ANAHEIM -- With just five days left before the trading deadline, the Red Sox's need for help in the bullpen, both in execution and evidently elocution, looks more urgent than ever after back-to-back, late-inning losses in Seattle and another game in which they blew a five-run ninth-inning lead to the Mariners and were forced to win in extra innings.
Hideki Okajima, who played such a vital role in the team’s success when he arrived in 2007 as the “other” Japanese pitcher, has become the weak link in the pen. His performance has raised questions whether the expiration date on his shelf life as a dependable lefty already has passed, and making it highly uncertain that the Sox can remain in the race in the AL East without another left-hander.
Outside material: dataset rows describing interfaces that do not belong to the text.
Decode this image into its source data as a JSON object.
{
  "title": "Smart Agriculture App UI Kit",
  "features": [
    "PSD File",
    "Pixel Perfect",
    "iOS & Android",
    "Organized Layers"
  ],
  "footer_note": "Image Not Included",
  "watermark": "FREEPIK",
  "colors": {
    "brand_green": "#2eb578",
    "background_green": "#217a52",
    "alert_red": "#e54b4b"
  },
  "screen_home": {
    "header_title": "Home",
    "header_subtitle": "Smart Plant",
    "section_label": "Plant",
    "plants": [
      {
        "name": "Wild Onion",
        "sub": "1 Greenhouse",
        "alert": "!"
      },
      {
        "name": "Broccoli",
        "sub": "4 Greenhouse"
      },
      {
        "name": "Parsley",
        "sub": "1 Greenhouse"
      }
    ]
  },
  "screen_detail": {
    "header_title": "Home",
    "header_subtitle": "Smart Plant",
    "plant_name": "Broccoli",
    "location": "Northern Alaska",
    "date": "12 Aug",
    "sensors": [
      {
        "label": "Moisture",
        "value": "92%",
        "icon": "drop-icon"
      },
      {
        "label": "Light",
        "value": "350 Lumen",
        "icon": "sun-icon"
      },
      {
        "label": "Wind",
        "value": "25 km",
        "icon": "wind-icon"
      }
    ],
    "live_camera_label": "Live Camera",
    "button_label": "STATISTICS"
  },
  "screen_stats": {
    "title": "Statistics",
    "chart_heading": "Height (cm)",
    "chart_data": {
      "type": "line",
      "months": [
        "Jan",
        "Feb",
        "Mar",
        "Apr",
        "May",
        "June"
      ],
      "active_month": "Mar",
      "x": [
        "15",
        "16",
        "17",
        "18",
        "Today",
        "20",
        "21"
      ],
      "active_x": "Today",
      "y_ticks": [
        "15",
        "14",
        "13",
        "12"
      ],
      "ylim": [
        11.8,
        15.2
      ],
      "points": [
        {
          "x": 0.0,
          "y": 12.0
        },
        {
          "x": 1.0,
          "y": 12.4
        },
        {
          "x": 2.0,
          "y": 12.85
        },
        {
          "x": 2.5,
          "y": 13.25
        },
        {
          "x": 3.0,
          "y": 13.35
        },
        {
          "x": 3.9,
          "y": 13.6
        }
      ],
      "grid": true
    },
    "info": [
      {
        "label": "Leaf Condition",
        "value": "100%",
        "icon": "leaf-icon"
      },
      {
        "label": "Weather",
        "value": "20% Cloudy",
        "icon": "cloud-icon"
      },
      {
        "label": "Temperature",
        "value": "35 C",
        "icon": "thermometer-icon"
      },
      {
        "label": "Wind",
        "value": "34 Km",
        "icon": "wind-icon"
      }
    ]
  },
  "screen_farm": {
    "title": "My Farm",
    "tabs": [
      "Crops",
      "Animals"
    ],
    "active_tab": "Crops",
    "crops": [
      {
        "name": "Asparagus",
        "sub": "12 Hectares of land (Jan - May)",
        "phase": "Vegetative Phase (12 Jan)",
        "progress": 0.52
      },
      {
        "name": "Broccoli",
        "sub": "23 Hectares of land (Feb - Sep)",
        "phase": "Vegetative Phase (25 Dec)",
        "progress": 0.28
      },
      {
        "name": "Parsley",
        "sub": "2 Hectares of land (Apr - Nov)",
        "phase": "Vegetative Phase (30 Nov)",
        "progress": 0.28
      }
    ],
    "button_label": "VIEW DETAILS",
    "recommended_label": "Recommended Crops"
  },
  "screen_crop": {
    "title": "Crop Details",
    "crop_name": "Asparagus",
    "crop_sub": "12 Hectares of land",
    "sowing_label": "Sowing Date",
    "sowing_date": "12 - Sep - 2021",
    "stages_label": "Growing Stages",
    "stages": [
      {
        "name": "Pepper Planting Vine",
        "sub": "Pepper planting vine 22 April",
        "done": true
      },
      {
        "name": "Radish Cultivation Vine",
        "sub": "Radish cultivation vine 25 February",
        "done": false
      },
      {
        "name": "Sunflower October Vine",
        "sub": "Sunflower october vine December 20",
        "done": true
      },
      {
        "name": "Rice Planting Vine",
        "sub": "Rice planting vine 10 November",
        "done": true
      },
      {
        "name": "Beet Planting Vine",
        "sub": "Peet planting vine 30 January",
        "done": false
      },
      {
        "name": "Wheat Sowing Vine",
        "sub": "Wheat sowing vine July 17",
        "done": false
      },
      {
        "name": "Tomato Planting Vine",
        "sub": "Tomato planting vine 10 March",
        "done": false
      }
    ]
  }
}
While Okajima was blowing the 2-1 lead Daniel Bard had handed to him in the eighth inning, Toronto left-hander Scott Downs, perhaps the most desirable left-handed reliever on the market, struck out two Tigers with the bases loaded in a tie game, and ultimately received credit for the win.
Downs is clearly on Boston’s radar, but the Sox have company, including the Yankees. He is the best of a very shallow pool of lefties that could be available, a list that includes Will Ohman of the Orioles, Craig Breslow of the Athletics, Javier Lopez of the Pirates, and Bruce Chen of the Royals. Breslow, Lopez and Chen have all been this way before. The list of right-handers that potentially could be moved includes Kevin Gregg and Jason Frasor of the Jays, Matt Capps of the Nationals and Kyle Farnsworth of the Royals.
Okajima’s season reached its nadir Sunday, when he gave up five straight singles, including two bunts he personally botched, and then irked members of the media, homegrown and Japanese alike, by refusing to accede to requests that he answer for himself. Okajima from the time he got to Boston, has said he preferred to remain in the “shadows” and has never seemed comfortable with the postgame interview format, one which is not the norm in Japan. These days, he is seldom sought out by English-speaking reporters, who have come to expect little or no cooperation, but given his central role in Sunday’s loss, his vanishing act touched a long-exposed nerve.
There were reports that teammates also were not pleased by his silence, though it is altogether probable that they wouldn’t care if Okajima granted a single interview if he could improve on these numbers: a 5.81 ERA that is third worst among AL lefty relievers with at least 20 innings, an .OPS by opposing batters of .947 that is second worst in the league, and an opponents’ slugging percentage of .537, built on 5 home runs and 14 extra-base hits, that is the highest in the AL.
In his last nine appearances in little over a month (since June 22), Okajima has a 10.57 ERA, allowing 9 earned runs in just 7 2/3 innings. Opponents are batting a staggering .500 (21 for 42) against him in that span. Okajima was shut down for a short period during that time with back stiffness, and perhaps there is a physical issue the club is keeping under wraps, but he has become a problem rather than part of the solution, increasing the pressure on GM Theo Epstein to make a deal.
We’ll keep you updated on trade developments here as we learn of them. The Sox interest in Royals outfielder David DeJesus proved fruitless when DeJesus tore ligaments in his thumb that will sideline him the rest of the season. They continue to be in on some level for Jayson Werth, and could still be looking for catching help, though Victor Martinez’s expected return Monday night eases that need.
Mike Lowell, who is rehabbing with Pawtucket, will be watching the trading deadline with interest, though his chances of landing in Texas appear dimmer amid reports that the Rangers are deep into talks for Jorge Cantu of the Marlins and also are looking at Derrek Lee of the Cubs. The Tigers have also been mentioned as a possible landing place for Lowell, who followed a four-hit performance Saturday by going 0 for 5 Sunday, but with Magglio Ordonez and Carlos Guillen both placed on the DL, the Tigers are expected to aim higher.